They completely lost me on the "women only."  I am not swayed by the "they were probably trying to simulate a shower" thought.  No matter what they were thinking, it's NOT a shower -- it's a card and a collection for a wedding gift.  Unless the gift is to be something like lingerie or sex toys or something (and I sincerely hope that it is NOT -- totally inappropriate for an all-office gift), why on earth women only?  I would be kind of steamed by the women-only part.

Hmmmmm

  • Super Hero!
  • ****
  • Posts: 6784
The card and money collection for a gift from co-workers is a pretty standard practice in all the offices I've worked in for the last 20 years.  I don't find this odd at all. And the note wasn't written "If you give money, sign the card." which would have been offensive.

The fact this is the first "bride" to get this treatment? Well all office traditions start somewhere. Who knows why the instigator of this one decided to start with her. Maybe she also thought it was a common practice amongst offices and has been a little bothered that your office doesn't do something to acknowledge a wedding.

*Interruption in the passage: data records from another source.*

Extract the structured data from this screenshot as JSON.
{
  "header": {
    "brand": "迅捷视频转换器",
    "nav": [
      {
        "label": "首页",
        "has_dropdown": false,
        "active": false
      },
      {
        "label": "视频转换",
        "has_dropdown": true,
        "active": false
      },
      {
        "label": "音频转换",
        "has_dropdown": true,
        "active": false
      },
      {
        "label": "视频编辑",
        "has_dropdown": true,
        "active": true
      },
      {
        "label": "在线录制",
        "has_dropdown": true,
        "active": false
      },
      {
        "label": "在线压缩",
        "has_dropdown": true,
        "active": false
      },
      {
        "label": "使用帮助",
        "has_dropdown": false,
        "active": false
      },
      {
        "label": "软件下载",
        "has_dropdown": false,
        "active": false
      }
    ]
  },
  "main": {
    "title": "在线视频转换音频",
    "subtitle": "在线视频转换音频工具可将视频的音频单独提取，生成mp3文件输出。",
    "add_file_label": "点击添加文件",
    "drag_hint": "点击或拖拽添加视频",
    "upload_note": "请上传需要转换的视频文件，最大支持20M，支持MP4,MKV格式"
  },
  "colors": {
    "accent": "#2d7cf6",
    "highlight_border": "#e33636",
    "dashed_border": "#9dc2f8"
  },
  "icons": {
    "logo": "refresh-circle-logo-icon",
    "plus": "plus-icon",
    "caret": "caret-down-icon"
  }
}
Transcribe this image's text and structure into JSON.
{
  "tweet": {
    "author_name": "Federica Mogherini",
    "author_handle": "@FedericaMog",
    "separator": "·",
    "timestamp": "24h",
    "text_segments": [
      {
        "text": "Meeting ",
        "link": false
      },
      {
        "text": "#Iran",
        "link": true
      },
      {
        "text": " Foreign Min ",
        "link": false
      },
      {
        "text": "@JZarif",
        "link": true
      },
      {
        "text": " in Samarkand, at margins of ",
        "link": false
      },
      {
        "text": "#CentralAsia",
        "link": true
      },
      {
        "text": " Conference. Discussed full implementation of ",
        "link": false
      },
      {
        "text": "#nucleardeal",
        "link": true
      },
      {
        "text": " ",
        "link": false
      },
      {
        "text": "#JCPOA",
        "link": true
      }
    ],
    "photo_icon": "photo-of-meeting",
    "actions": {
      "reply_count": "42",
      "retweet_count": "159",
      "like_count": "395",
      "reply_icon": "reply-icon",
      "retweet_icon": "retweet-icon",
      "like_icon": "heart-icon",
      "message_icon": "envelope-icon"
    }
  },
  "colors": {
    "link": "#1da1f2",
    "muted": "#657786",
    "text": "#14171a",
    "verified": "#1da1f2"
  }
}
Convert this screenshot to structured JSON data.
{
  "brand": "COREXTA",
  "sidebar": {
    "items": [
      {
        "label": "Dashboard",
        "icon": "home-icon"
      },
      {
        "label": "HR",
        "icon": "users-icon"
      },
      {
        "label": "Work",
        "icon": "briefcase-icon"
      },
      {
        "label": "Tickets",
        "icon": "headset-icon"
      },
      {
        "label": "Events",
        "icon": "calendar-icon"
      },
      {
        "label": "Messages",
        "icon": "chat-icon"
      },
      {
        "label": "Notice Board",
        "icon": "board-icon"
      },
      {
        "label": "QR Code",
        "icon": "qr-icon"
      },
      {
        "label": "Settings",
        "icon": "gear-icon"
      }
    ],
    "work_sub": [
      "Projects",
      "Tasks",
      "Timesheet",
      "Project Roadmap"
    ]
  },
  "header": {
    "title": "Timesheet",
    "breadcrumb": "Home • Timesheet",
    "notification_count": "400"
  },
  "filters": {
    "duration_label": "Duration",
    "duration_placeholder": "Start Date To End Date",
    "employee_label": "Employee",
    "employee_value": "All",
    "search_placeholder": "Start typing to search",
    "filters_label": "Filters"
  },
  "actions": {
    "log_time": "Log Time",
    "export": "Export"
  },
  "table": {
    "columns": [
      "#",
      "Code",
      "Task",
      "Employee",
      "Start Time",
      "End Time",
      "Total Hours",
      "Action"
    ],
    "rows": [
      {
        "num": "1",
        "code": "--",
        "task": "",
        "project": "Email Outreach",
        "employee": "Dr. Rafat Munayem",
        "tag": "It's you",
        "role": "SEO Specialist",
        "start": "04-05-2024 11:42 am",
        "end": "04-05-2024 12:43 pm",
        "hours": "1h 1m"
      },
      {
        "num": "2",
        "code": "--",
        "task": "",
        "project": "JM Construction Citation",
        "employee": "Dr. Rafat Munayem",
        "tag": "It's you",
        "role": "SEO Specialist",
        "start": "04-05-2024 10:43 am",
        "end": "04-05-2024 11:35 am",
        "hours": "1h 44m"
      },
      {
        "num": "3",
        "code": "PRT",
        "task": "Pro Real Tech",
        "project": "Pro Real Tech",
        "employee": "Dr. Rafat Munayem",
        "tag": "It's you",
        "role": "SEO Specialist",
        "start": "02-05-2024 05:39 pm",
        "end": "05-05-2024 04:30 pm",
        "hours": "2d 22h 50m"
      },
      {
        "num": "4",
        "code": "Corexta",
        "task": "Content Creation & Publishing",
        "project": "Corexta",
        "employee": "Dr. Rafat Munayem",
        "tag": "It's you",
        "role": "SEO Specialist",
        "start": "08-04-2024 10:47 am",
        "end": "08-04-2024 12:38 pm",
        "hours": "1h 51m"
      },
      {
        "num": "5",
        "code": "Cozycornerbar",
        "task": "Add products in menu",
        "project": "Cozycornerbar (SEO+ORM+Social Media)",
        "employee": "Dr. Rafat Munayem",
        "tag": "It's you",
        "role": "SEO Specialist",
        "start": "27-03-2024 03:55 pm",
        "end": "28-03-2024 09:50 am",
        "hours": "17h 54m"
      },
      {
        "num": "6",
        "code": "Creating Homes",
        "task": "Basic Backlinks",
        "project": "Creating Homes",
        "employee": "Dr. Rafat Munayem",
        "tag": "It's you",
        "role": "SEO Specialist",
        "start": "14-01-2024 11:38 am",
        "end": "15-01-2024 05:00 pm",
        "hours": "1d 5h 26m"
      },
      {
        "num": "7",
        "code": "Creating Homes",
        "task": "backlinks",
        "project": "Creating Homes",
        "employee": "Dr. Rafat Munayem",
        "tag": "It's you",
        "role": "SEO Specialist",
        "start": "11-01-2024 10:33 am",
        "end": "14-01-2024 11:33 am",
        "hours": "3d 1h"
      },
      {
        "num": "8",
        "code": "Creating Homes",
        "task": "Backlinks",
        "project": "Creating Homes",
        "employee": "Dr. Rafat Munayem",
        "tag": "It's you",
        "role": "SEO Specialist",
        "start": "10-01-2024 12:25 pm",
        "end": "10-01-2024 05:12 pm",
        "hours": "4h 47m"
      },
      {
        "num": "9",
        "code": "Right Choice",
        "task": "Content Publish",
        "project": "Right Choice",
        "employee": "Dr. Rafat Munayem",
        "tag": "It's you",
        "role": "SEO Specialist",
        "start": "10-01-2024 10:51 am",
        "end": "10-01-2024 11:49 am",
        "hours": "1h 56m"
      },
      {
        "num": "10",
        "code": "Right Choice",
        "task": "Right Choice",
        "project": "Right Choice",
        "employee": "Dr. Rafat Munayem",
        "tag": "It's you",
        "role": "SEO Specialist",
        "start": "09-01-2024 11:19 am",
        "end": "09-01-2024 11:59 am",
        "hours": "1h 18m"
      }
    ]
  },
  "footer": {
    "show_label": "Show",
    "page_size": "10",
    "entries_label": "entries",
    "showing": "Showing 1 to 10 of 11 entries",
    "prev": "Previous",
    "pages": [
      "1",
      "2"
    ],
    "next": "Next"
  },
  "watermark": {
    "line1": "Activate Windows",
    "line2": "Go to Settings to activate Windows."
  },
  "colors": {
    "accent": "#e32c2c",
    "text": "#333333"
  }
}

The all female list is very strange to me. But maybe since this is a "first" in your office she thought the other women in the office might be more receptive to the idea.

lowspark

  • Hero Member
  • ***
  • Posts: 4165
This is a fairly large office with >120 people. It consists of several different departments some of which interact, some of which don't. Among those that don't interact for business purposes, of course, there is still interaction on a social basis as you greet people you see every day and get to know them over time.

Now, if they were to send out something like this to everyone in the office every time someone had an occasion, yeah, it would get to be too much very quickly. So how do you pick who gets on the distribution list if you're going to limit it to just those who might be interested? It's a logistical nightmare.

Which is probably why it's never been done before. In this size and make up of this office, it just isn't workable. Now, if say the department in which the honoree works wants to do this within their own group, sure. But sending around something to a select few from certain departments based on whether they know or are friendly with (etc.) the honoree is where the difficulty comes in. I'm guessing that's why she chose to only include the women. Had they included the men, the list would have probably had to include about 50-60 people, maybe more.

Oh and my guess is that they will get her a gift card. LOL on the idea of sex toys!! We're way to conservative around here for that!